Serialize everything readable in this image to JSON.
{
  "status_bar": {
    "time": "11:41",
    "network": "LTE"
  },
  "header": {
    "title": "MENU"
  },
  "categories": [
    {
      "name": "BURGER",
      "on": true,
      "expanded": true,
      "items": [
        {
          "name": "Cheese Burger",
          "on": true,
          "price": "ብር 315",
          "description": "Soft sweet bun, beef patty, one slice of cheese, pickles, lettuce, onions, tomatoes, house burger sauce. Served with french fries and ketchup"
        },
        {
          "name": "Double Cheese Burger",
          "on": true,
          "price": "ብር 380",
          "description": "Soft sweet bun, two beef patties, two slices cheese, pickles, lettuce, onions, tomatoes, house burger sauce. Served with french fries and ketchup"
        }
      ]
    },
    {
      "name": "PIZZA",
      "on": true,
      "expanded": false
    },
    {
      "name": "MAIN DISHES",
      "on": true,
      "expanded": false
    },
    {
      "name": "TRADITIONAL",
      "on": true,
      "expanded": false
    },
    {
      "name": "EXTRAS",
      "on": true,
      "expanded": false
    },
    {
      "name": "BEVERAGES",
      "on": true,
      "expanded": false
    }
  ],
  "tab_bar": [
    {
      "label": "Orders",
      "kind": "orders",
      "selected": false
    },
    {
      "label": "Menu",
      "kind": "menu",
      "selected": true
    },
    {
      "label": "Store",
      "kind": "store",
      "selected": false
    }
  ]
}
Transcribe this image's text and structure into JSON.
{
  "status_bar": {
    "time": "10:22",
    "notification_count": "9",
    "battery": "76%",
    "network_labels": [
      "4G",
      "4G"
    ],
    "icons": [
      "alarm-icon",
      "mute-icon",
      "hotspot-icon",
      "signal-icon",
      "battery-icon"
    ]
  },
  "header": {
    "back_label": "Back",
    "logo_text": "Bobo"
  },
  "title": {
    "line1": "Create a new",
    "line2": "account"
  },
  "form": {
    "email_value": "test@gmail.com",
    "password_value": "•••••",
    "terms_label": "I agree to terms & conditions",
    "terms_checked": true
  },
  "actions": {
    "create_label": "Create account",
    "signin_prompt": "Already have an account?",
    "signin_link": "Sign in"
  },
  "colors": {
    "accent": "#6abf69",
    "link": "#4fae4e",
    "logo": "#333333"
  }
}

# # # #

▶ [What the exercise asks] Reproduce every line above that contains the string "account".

▶ [Exercise result]
    "line2": "account"
    "create_label": "Create account",
    "signin_prompt": "Already have an account?",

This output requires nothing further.